• ACTIVITY:
The answer must be every line of the records in which the string "Некоторые" appears.

━━━ TASK INPUT

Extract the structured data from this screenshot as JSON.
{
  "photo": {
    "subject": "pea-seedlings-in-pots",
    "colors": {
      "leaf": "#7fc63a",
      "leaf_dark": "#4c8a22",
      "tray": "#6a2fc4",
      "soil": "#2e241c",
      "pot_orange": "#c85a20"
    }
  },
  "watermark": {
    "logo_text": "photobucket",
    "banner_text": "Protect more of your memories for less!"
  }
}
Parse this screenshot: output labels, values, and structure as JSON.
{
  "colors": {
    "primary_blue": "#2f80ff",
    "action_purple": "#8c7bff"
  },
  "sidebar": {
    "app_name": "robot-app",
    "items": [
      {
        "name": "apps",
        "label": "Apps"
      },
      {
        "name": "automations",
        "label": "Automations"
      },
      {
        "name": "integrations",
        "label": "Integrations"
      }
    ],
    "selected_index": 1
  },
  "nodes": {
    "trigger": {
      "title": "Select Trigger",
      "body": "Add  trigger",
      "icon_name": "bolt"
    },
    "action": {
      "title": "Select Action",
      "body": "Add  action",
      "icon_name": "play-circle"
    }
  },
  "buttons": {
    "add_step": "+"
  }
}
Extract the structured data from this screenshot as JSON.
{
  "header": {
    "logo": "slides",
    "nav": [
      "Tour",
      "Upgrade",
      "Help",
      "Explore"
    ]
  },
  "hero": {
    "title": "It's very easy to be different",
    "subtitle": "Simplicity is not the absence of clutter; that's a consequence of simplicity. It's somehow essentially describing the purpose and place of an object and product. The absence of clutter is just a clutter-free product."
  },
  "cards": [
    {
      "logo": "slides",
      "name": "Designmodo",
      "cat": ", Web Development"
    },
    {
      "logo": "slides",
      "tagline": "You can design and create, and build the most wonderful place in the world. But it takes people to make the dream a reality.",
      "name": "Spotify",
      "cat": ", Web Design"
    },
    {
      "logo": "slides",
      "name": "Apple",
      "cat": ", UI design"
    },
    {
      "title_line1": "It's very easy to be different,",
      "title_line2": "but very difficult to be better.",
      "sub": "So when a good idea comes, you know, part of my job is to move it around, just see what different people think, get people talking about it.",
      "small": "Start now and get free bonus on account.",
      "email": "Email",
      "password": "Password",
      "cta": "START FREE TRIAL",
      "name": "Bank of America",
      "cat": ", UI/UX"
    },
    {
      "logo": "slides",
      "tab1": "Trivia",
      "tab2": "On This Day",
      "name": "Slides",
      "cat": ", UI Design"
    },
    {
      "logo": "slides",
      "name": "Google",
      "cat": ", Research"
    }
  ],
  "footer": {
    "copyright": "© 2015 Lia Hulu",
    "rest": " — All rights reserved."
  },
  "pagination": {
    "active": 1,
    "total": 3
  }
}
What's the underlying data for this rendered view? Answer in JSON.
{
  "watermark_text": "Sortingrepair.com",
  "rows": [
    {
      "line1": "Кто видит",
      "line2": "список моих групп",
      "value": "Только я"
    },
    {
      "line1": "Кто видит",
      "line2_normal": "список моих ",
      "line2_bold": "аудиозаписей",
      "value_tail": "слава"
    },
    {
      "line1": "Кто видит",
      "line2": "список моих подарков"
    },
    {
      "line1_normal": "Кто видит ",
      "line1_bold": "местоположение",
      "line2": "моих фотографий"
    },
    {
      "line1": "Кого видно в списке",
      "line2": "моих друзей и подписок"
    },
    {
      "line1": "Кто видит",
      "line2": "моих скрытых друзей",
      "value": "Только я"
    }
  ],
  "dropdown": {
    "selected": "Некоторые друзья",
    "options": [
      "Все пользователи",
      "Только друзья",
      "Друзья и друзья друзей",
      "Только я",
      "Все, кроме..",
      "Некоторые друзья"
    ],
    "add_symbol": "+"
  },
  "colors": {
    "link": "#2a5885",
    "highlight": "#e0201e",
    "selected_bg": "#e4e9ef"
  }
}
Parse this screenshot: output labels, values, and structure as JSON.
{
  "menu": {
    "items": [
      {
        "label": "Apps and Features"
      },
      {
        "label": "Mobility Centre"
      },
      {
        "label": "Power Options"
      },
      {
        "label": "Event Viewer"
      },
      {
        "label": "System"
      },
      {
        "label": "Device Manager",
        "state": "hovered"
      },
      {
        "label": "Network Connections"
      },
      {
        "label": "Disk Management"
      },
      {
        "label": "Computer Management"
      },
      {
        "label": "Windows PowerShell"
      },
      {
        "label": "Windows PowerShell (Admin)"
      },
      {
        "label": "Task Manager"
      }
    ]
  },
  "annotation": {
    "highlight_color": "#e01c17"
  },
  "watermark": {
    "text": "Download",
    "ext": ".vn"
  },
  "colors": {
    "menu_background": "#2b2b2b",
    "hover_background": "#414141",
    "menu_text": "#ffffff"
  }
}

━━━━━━

• ANSWER FOR THE TASK:
    "selected": "Некоторые друзья",
      "Некоторые друзья"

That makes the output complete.